The film is about Rocky Balboa, former heavyweight champion turned restaurant owner, who comes out of retirement to engage in an exhibition match against current champ Mason “The Line” Dixon. While this might sound like the stuff of parody, Stallone reaches deep into his sentimental pockets and pulls out a picture that isn’t nearly as cloying or coldly calculating as it could be – in fact, there are scenes of genuine warmth, even without the presence of girlfriend/wife Adrian, who was often the convenient emotional anchor for previous “Rocky” pics.

“Rocky Balboa” is well shot and well directed, though Stallone chews a lot of scenery. Balboa was always talkative, but he was never this loquacious. “Rocky Balboa” might have more words than any other “Rocky” film, but never before have they added up to less, and all of the long-winded monologues are enough to make audiences long for the days of, “Adrian, I never asked you to stop being a woman. Don’t ask me to stop being a man.”

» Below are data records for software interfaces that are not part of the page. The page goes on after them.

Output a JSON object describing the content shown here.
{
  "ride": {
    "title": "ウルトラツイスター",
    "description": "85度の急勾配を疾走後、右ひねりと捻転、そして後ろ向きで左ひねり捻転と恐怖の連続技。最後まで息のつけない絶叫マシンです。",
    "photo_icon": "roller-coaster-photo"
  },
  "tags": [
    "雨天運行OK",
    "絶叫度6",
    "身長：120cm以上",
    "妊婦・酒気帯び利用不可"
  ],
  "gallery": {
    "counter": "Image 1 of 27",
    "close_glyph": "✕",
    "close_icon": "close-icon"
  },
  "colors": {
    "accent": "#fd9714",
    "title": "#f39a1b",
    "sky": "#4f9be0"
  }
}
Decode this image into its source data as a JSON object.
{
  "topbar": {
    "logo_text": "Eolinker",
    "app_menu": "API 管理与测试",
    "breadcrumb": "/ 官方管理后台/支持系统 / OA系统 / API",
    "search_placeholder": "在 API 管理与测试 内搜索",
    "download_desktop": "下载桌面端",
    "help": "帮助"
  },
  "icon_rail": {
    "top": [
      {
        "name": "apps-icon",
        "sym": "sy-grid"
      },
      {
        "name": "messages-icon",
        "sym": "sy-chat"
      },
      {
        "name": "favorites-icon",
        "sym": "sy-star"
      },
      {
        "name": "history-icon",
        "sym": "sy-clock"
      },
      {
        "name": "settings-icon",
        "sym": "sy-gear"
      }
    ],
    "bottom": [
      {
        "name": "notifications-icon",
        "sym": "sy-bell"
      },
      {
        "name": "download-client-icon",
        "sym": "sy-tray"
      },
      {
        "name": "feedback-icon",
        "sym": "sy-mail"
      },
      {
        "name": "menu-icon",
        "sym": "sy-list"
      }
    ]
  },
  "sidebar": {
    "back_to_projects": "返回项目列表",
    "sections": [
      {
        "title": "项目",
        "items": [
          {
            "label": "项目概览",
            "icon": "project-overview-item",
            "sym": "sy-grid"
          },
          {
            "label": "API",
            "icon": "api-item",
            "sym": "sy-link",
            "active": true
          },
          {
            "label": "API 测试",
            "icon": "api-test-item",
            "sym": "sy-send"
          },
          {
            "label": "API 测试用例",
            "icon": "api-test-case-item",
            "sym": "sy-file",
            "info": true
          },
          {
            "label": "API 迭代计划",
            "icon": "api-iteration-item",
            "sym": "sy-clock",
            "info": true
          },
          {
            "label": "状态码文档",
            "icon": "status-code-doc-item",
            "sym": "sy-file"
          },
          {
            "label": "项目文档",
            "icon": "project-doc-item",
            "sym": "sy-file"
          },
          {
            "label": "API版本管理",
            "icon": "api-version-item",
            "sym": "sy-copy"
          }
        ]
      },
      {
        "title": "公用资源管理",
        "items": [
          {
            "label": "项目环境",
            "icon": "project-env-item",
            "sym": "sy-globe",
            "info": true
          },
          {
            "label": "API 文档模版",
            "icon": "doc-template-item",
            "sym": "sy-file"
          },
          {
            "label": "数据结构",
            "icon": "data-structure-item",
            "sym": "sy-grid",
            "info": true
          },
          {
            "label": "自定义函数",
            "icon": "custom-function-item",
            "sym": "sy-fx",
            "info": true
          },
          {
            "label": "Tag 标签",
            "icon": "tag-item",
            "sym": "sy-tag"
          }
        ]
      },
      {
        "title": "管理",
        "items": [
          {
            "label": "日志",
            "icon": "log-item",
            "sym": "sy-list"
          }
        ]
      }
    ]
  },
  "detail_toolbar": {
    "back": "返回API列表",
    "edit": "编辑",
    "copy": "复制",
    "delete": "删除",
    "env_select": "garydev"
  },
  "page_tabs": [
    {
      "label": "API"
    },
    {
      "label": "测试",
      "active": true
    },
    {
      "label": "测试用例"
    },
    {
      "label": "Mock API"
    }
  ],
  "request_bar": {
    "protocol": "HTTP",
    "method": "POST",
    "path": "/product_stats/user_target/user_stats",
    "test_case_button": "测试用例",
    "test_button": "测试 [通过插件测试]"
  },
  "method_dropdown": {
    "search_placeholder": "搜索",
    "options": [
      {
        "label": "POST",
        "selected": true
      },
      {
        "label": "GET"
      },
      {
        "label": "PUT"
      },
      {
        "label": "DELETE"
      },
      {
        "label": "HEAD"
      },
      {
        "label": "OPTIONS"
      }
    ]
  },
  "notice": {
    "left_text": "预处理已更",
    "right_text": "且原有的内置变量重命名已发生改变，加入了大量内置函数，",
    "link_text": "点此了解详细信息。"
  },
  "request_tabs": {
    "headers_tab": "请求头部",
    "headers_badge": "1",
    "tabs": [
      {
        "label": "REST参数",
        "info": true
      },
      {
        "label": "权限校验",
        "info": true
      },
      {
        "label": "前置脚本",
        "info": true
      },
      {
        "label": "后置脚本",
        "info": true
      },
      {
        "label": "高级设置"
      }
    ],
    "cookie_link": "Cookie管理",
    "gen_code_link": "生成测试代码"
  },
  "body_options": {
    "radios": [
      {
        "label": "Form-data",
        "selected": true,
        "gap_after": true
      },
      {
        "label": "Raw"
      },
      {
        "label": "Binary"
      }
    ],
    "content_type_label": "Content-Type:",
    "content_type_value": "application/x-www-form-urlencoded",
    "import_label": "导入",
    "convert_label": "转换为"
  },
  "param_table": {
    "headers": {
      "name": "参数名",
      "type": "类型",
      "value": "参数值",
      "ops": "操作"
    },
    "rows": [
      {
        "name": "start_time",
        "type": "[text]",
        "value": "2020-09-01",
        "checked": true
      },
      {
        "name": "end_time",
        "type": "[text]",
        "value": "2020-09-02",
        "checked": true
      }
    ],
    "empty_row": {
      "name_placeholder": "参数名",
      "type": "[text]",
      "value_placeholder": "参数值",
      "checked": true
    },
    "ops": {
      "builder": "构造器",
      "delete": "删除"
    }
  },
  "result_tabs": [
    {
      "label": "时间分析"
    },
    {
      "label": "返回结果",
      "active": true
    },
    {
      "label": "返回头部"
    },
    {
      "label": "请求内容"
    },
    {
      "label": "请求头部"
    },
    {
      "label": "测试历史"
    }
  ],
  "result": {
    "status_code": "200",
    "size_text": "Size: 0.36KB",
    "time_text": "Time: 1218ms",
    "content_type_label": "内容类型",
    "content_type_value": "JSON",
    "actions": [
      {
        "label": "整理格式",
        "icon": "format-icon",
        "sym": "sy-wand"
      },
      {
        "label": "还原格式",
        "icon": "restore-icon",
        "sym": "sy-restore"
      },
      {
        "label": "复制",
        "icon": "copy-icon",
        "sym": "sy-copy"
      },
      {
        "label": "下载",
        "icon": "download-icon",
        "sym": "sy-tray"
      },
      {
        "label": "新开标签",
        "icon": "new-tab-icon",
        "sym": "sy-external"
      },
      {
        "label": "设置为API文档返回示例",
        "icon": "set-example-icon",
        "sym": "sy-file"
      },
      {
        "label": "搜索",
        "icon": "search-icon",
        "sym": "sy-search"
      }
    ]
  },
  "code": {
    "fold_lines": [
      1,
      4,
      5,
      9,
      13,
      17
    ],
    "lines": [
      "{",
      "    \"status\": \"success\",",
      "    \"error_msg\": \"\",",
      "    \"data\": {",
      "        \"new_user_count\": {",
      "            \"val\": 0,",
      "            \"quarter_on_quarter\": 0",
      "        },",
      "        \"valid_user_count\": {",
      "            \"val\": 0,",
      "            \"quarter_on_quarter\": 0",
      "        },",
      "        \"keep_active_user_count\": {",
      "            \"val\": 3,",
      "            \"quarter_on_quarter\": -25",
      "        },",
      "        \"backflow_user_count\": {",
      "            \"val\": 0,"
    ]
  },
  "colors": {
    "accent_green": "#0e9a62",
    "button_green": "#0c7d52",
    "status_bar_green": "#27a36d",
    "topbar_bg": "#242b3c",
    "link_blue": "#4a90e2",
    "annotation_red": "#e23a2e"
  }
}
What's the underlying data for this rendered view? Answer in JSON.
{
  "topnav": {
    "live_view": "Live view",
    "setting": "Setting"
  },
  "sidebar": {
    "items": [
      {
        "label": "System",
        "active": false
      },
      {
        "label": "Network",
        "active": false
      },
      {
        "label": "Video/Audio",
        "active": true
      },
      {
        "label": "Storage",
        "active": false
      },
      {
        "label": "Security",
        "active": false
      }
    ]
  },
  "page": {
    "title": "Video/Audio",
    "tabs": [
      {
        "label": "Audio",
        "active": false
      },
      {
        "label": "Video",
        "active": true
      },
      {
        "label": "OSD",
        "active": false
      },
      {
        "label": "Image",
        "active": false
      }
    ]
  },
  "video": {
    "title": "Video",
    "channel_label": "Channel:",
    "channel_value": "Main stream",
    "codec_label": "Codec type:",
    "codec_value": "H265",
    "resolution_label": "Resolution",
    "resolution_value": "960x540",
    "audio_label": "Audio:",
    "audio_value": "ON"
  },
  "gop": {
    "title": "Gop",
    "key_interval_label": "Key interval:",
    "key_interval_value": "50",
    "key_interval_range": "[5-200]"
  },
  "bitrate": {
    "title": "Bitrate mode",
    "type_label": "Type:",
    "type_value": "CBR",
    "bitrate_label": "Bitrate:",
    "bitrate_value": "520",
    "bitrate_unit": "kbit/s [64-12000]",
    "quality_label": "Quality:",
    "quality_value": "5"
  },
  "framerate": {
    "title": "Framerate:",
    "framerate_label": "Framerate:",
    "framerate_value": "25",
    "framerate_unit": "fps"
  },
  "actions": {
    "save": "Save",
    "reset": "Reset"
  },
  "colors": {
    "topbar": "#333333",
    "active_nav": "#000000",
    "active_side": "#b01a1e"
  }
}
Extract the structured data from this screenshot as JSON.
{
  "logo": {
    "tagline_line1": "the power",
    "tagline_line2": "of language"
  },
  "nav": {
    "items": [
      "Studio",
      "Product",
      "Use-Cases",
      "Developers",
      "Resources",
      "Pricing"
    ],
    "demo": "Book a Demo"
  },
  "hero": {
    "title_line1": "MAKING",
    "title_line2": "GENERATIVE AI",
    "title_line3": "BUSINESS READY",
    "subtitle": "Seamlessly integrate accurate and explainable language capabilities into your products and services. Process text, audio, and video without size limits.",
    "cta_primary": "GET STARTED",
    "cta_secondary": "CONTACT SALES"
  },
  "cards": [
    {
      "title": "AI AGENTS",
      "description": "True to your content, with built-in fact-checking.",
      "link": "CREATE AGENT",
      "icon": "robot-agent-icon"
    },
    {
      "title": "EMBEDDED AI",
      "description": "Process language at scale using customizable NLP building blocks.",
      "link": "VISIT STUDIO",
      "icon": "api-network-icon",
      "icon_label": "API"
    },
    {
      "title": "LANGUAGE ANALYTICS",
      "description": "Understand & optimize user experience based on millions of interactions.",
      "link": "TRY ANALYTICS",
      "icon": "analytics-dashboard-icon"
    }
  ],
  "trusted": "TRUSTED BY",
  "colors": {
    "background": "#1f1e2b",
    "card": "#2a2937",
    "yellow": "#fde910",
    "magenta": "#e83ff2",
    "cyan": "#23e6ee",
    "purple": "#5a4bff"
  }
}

The DVD is passable, though not nearly the quality of MGM’s two-disc special edition for the original film. It includes an audio commentary by Stallone, who is always intelligent and well spoken (he did, after all, write all of the “Rocky” films). There are also deleted scenes that include an alternate ending, though the ending that was ultimately chosen seems to be the most appropriate.

Finally, there are three documentaries – “Skill vs. Will: The Making of Rocky Balboa,” “Reality in the Ring: Filming Rocky’s Final Fight” and “Virtual Champion: Creating the Computer Fight.” Of these, only the first is really substantial, and the third, which talks about an in-film computer fight depicting an ESPN special featuring Balboa vs. Dixon, is rather fluffy.

There was never a need for “Rocky Balboa,” but if Stallone was intent on making it, he could’ve done a lot worse. There is quite a bit to admire, and, for “Rocky” enthusiasts, a lot to love. Comparing “Rocky Balboa” to the original “Rocky” shows just how far the franchise has strayed from its humble beginnings, but this latest (and hopefully last) sequel brings back some of the 1976 Best Picture Winner’s charm.

Best of all, it’s enough to make viewers forget about “Rocky V,” which is itself a minor miracle and something to be thankful for.